... has 11 kids and has killed 2 people. Not a bad stat sheet. He was basically booted from the royal family (denounced) and in his defence he was attacked by two guys in Bali when he defended the honour of a Western woman he was touring around. He fled Bali back to Sulawesi, did the right thing and told his father and uncle (who was a big wig of the military) and as punishment was denounced, we assume instead of being committed of murder.
... in our ears, the karsts began to loom over us and the vegetation sprawled out across the river, giving me the feeling that we were entering Arthur Conan Doyle's Lost World. The river took us through small caves and under simple but effective bamboo bridges, used by the locals to get from one segmented area of land to another.
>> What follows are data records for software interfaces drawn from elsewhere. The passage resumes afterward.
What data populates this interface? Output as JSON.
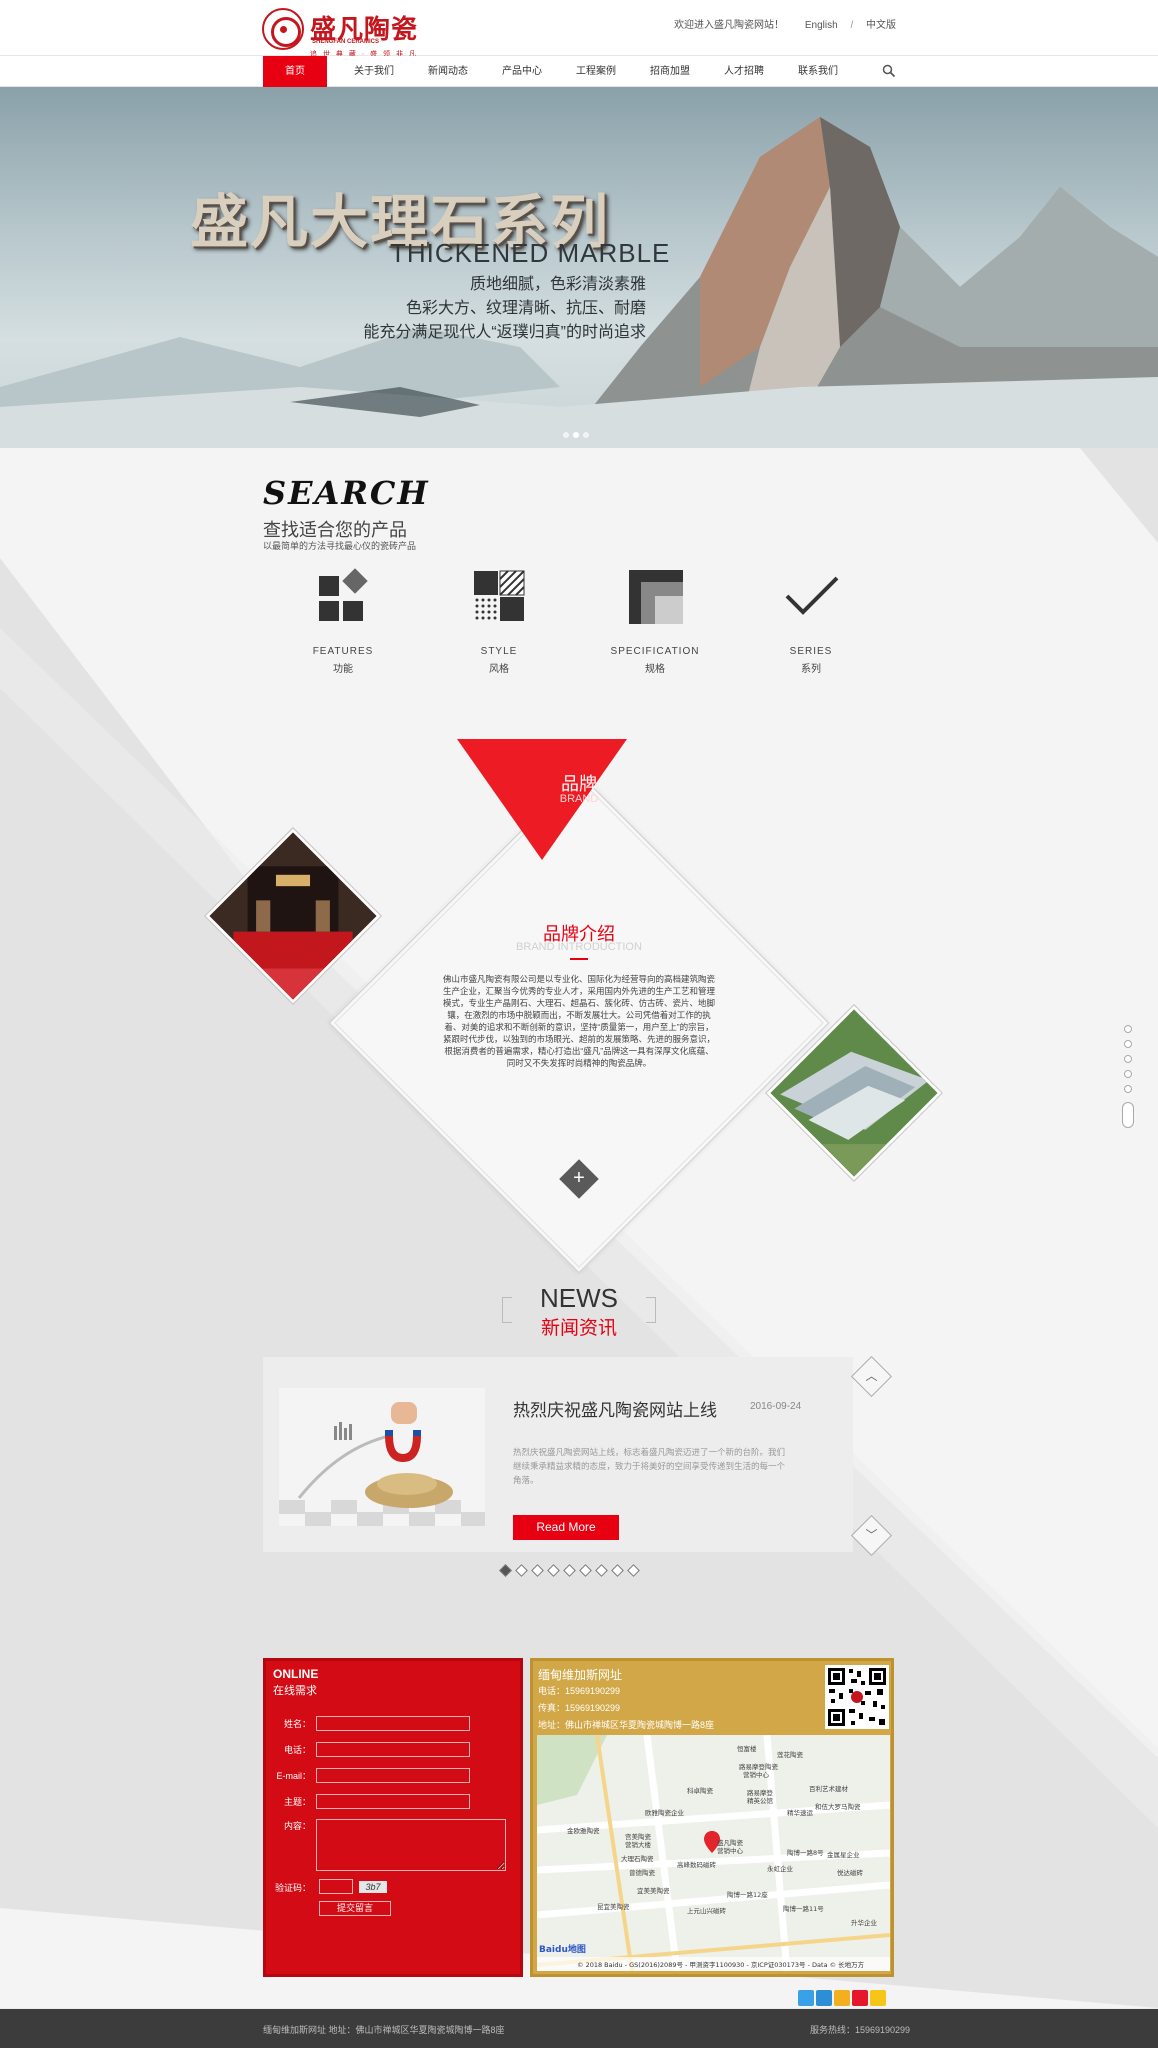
{
  "header": {
    "logo_name": "盛凡陶瓷",
    "logo_en": "SHENGFAN CERAMICS",
    "logo_slogan": "追 世 典 藏 · 盛 领 非 凡",
    "welcome": "欢迎进入盛凡陶瓷网站！",
    "lang_en": "English",
    "lang_sep": "/",
    "lang_cn": "中文版"
  },
  "nav": {
    "items": [
      "首页",
      "关于我们",
      "新闻动态",
      "产品中心",
      "工程案例",
      "招商加盟",
      "人才招聘",
      "联系我们"
    ],
    "active_index": 0,
    "search_icon": "search-icon"
  },
  "banner": {
    "title": "盛凡大理石系列",
    "subtitle": "THICKENED MARBLE",
    "line1": "质地细腻，色彩清淡素雅",
    "line2": "色彩大方、纹理清晰、抗压、耐磨",
    "line3": "能充分满足现代人“返璞归真”的时尚追求",
    "slides": 3,
    "active_slide": 1
  },
  "search": {
    "title_en": "SEARCH",
    "title_cn": "查找适合您的产品",
    "desc": "以最简单的方法寻找最心仪的瓷砖产品",
    "items": [
      {
        "en": "FEATURES",
        "cn": "功能",
        "icon": "features-icon"
      },
      {
        "en": "STYLE",
        "cn": "风格",
        "icon": "style-icon"
      },
      {
        "en": "SPECIFICATION",
        "cn": "规格",
        "icon": "specification-icon"
      },
      {
        "en": "SERIES",
        "cn": "系列",
        "icon": "series-icon"
      }
    ]
  },
  "brand": {
    "badge_cn": "品牌",
    "badge_en": "BRAND",
    "title_cn": "品牌介绍",
    "title_en": "BRAND INTRODUCTION",
    "text": "佛山市盛凡陶瓷有限公司是以专业化、国际化为经营导向的高档建筑陶瓷生产企业，汇聚当今优秀的专业人才，采用国内外先进的生产工艺和管理模式，专业生产晶刚石、大理石、超晶石、簇化砖、仿古砖、瓷片、地脚镶，在激烈的市场中脱颖而出，不断发展壮大。公司凭借着对工作的执着、对美的追求和不断创新的意识，坚持“质量第一，用户至上”的宗旨，紧跟时代步伐，以独到的市场眼光、超前的发展策略、先进的服务意识，根据消费者的普遍需求，精心打造出“盛凡”品牌这一具有深厚文化底蕴、同时又不失发挥时尚精神的陶瓷品牌。",
    "more_icon": "plus-icon"
  },
  "news": {
    "title_en": "NEWS",
    "title_cn": "新闻资讯",
    "item": {
      "title": "热烈庆祝盛凡陶瓷网站上线",
      "date": "2016-09-24",
      "summary": "热烈庆祝盛凡陶瓷网站上线，标志着盛凡陶瓷迈进了一个新的台阶。我们继续秉承精益求精的态度，致力于将美好的空间享受传递到生活的每一个角落。",
      "more": "Read More"
    },
    "pages": 9,
    "active_page": 0
  },
  "online": {
    "title_en": "ONLINE",
    "title_cn": "在线需求",
    "fields": [
      "姓名：",
      "电话：",
      "E-mail：",
      "主题："
    ],
    "content_label": "内容：",
    "captcha_label": "验证码：",
    "captcha_text": "3b7",
    "submit": "提交留言"
  },
  "company": {
    "name": "缅甸维加斯网址",
    "phone": "电话：15969190299",
    "fax": "传真：15969190299",
    "address": "地址：佛山市禅城区华夏陶瓷城陶博一路8座",
    "map_labels": [
      "恒富楼",
      "路易摩登陶瓷营销中心",
      "科卓陶瓷",
      "路易摩登精英公馆",
      "莲花陶瓷",
      "百利艺术建材",
      "欧雅陶瓷企业",
      "精华速运",
      "和伍大罗马陶瓷",
      "金欧雅陶瓷",
      "盛凡陶瓷营销中心",
      "宫美陶瓷营销大楼",
      "陶博一路8号",
      "大理石陶瓷",
      "高峰数码磁砖",
      "金属星企业",
      "永虹企业",
      "曾德陶瓷",
      "悦达磁砖",
      "宜美美陶瓷",
      "陶博一路12座",
      "上元山兴磁砖",
      "昆宜美陶瓷",
      "陶博一路11号",
      "升华企业"
    ],
    "map_copyright": "© 2018 Baidu - GS(2016)2089号 - 甲测资字1100930 - 京ICP证030173号 - Data © 长地万方",
    "map_brand": "Baidu地图"
  },
  "share_icons": [
    "share-plus-icon",
    "qq-icon",
    "qzone-icon",
    "weibo-icon",
    "favorite-icon"
  ],
  "side_nav": 6,
  "footer": {
    "left": "缅甸维加斯网址        地址：佛山市禅城区华夏陶瓷城陶博一路8座",
    "right": "服务热线：15969190299"
  },
  "colors": {
    "brand_red": "#e60012",
    "form_red": "#d30b14",
    "gold": "#d1a747",
    "footer": "#3c3c3c"
  }
}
As the boat pulled up to the little wooden dock, we were met with a spectacular sight; a beautiful, enclosed valley surrounded by towering ...
... has build in many daily activities to pass the time. (Why is this so much like ASB camp?).
We have 3 "breakout sessions" scheduled for today. At 1000 we're meeting a couple from Kansas to talk about our Bandoeng roots. The wife was born in Batavia and her father was interned as a WW2 POW but remained in Indonesia for 3 1/2 years during the war. Sounds like we might have some things in common to discuss. Our second ...
... we have had on our trip so far. We checked into our room and fell asleep wondering what Macassar would have in stall for us. The following morning we got up late and had the complimentary breakfast, then ventured out onto the streets. Our first mission was to find out about boats, planes and busses out of Macassar to our next port of call. It was a Sunday so getting any info was proving hard and we quickly realized that we didn't want to stay any longer than necessary ...
... connection, but convenience is overrated when it comes to islands. Getting there is the hard part, the rest is easy. Too easy.
The Togians are home to the Bajau, also known as Sea Gypsies. They aren't nomadic anymore, instead living in stilt villages attached to islands, where they subsist and earn a livelihood on what they catch from the sea. They have been doing this forever, but unfortunately at some point began using cyanide and ...